Igor the turkey vulture spread dark wings like Dracula's cape as if to greet his audience with a "good evening" in a deep vampire voice.
Yet Igor seemed to enjoy the daylight -- and the limelight -- as a star of his caregiver's live bird program in mid-afternoon on May 6 at Devil's Den State Park. Lynn Sciumbato, federally licensed wildlife rehabilitator, brought Igor to her show, along with a barred owl and great horned owl. The presentation was part of the park's annual Birders Weekend that features birding hikes, visitor center programs and Sciumbato's presentation at the outdoor amphitheater.
Each bird was used to hearing an audience ooh and aah while perched on Sciumbato's hand. She wears a thick leather talon-proof glove that goes up to her elbow.
For decades Sciumbato has nursed injured birds back to health as operator and healer at Morning Star Wildlife Rehabilitation Center near Gravette. Tiny songbirds, injured owls, hawks and an occasional bald eagle get a new lease on life under her care.
"The whole point is to get them back in the wild," she told her audience at Devil's Den.
Some birds, such as Igor and the two owls, have injuries that prevent them from being released. These are Sciumbato's "education birds" that wow crowds at her frequent programs.
She's had Igor for 25 years, and the vulture almost seems like a natural ham. As if on cue, it spreads wide black-ish wings in a foreboding way and stares at the audience with dark eyes set in a featherless red head.
"Vultures don't have feathers on their head because they spend a lot of time with their faces in the cavities of dead stuff," Sciumbato explained.
Igor is the largest bird of prey in Sciumbato's show. But Sydney, a barred owl, is equally at ease in front of a crowd.
Barred owls are birds of the forest, Sciumbato noted. Devil's Den, Hobbs, Withrow Springs and other wooded Arkansas state parks are ideal barred owl habitat.

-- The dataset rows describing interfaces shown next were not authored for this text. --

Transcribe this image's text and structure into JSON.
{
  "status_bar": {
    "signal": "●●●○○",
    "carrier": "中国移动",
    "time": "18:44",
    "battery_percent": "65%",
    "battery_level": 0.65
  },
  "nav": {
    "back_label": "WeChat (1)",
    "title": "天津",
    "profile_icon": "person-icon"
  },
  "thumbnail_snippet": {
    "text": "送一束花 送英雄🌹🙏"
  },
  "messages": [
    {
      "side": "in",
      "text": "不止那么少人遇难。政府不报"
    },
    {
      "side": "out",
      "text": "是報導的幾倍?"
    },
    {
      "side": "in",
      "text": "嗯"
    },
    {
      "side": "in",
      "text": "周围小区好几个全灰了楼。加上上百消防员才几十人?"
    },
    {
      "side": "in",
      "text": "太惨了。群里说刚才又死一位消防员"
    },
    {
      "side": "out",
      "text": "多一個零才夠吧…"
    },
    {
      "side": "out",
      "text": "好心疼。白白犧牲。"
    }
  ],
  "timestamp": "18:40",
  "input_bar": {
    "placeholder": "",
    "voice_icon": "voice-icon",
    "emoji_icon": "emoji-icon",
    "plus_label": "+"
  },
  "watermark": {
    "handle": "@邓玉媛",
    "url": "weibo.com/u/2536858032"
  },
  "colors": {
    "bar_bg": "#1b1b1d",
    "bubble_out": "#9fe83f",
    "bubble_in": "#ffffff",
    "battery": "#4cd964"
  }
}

They're the owls that sound out the low "who cooks for you, who cooks for you all," in the nighttime woods, Sciumbato said. Their hearing is so keen they can hear a mouse skittering a half mile away.
"Barred owls are actually little bitty owls with lots of feathers," she said with Sydney on her hand. "There's very little owl, mostly feathers." They eat mice, lizards and small snakes, but their favorite food is frogs, she said.
A great horned owl, looking regal and wise, had its 15 minutes of fame as Sciumbato revealed amazing owl facts.
Unlike barred owls, great horned owls are a mass of muscle covered by thin feathers, she said.
"Great horned owls are the only animal that will kill and eat a skunk," she noted.
The two owls are raptors, along with hawks, ospreys and eagles, meaning they kill prey feet first with their lethal sharp talons. Their grip is 15 times stronger than a man's grip. "Once its prey is caught, it stays caught," Sciumbato testified.
Vultures aren't raptors. They eat mainly food that's already dead, tearing morsels from carrion with their beaks.
Sciumbato also solved a songbird mystery for an audience member. The guest asked why a nuthatch at her home likes to walk around on a window sill pecking on the glass.
"It sees its reflection in the glass and thinks it's an intruder," Sciumbato confirmed. "Every time it attacks, the reflection attacks back. Cardinals and robins do that a lot. They'll keep it up for two weeks at a time in the spring."
Which vultures which?
Black vultures are close kin to turkey vultures. Black vultures appear to have white wing tips when soaring, while turkey vultures appear to have white at the back of their wings. Turkey vultures soar with their wings in a wide V-shape. Black vultures soar on a flat wingspread. Theyre also slightly smaller than turkey vultures. A close look shows that turkey vultures have red heads while black vultures have black heads.
— Source: Northwest Arkansas Democrat-Gazette